Previously, each drafts’ release kicked off another intensive series of meetings. In July 2008, after further discussion in the agriculture negotiating groups, members moved to a new phase where agriculture, non-agricultural market access and some other areas of the Doha Round could be negotiated in comparison with each other. They hoped to reach agreement on the “modalities” by the end of July 2008. When the attempt failed, they said they would try to preserve what had been agreed and continue working towards agreement.

Eventually members want to negotiate an acceptable balance between the depths of cuts (the “level of ambition”) in agricultural and non-agricultural tariffs and agricultural subsidies as well as the size of cuts that they desire in each area.

So the drafts are still not the final word. They put the possible areas of agreement on paper so that members can react and further revise the texts.


WHERE AND WHO?

How are these issues being negotiated?

Since September 2008, much of the negotiating has taken place in the chairperson’s consultations with groups of delegates. He has nicknamed these “walks in the woods” partly because they have taken place outside the WTO.

Before that, up to July, 2008  the hard talking on agriculture took place in meetings of 36–37 representative delegations, a more manageable size than sessions of the full membership. The process was controlled by meetings of the full membership and was chaired by the talks’ chairperson, Ambassador Crawford Falconer of New Zealand. The 36–37 met in Room E (sometimes Room D)at the WTO and the sessions were sometimes called “Room E” or “Room D” meetings.
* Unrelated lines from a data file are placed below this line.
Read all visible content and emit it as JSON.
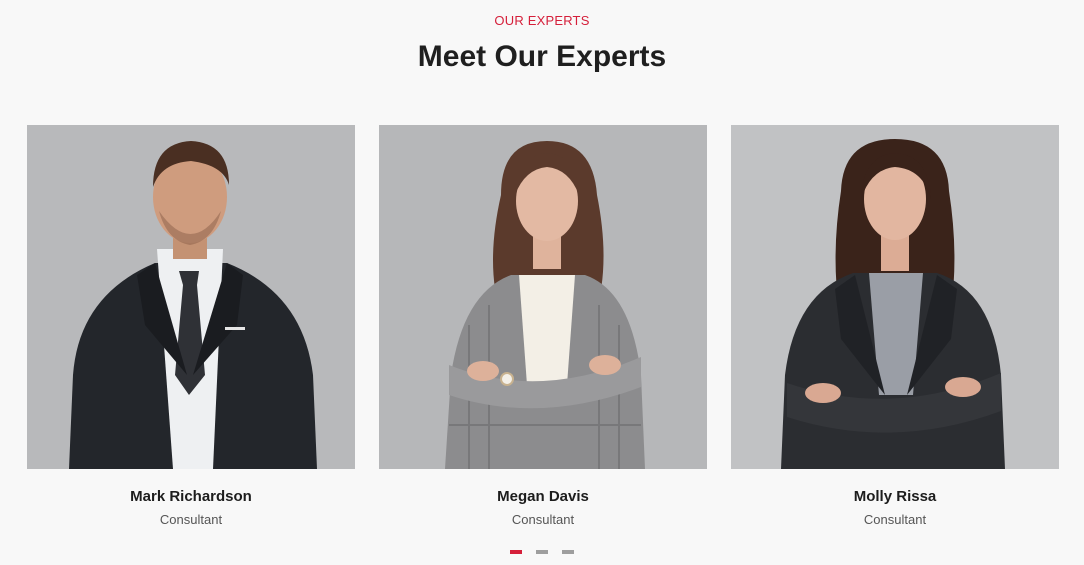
{
  "section": {
    "eyebrow": "OUR EXPERTS",
    "title": "Meet Our Experts"
  },
  "experts": [
    {
      "name": "Mark Richardson",
      "role": "Consultant"
    },
    {
      "name": "Megan Davis",
      "role": "Consultant"
    },
    {
      "name": "Molly Rissa",
      "role": "Consultant"
    }
  ],
  "carousel": {
    "pages": 3,
    "active_index": 0
  },
  "colors": {
    "accent": "#d51f3a",
    "background": "#f8f8f8",
    "photo_background": "#b9babc",
    "dot_inactive": "#9e9e9e"
  }
}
All coalitions were represented to ensure the talks were inclusive and transparent.

In 2008 there have been 37 delegations in Room E. The most recent list is:
Argentina (Cairns Group, G-20), Australia (Cairns Group coordinator), Benin (Cotton-4, African Group, least-developed, Africa-Caribbean-Pacific), Brazil (G-20 coordinator, also Cairns), Burkina Faso (Cotton-4 coordinator, also African Group, least-developed, ACP), Canada (Cairns),  China (G-33, G-20, recent new member), Colombia (Cairns, tropical products group), Costa Rica (tropical products coordinator, also Cairns), Côte d’Ivoire (African Group coordinator, also ACP), Cuba (G-33, small and vulnerable economies), Dominican Republic (small-vulnerable economies coordinator, also G-33), Ecuador (tropical products, recent new member), Egypt (G-20, African Group), EU, India (G-33, G-20), Indonesia (G-33 coordinator, also G-20, Cairns), Jamaica (ACP coordinator, also G-33, small-vulnerable), Japan (G-10), Kenya (G-33, African, ACP), Rep. Korea (G-33, G-10), Lesotho (least-developed countries coordinator, also African Group, ACP), Mauritius (G-33, ACP, African), Malaysia (Cairns), Mexico (G-20), New Zealand (Cairns), Norway (G-10), Pakistan (Cairns, G-20, G-33), Paraguay (Cairns, G-20, tropical products, small-vulnerable), Philippines (G-33, G-20, Cairns), Switzerland (G-10 coordinator), Chinese Taipei (recent new members coordinator, also G–10), Thailand (Cairns, G-20), Turkey (G-33), Uruguay (Cairns, G-20), US, Venezuela (G-33, G-20)

(Previously, during 2007: Panama as recent new members coordinator; Uganda as African Group coordinator.)

> More on coalitions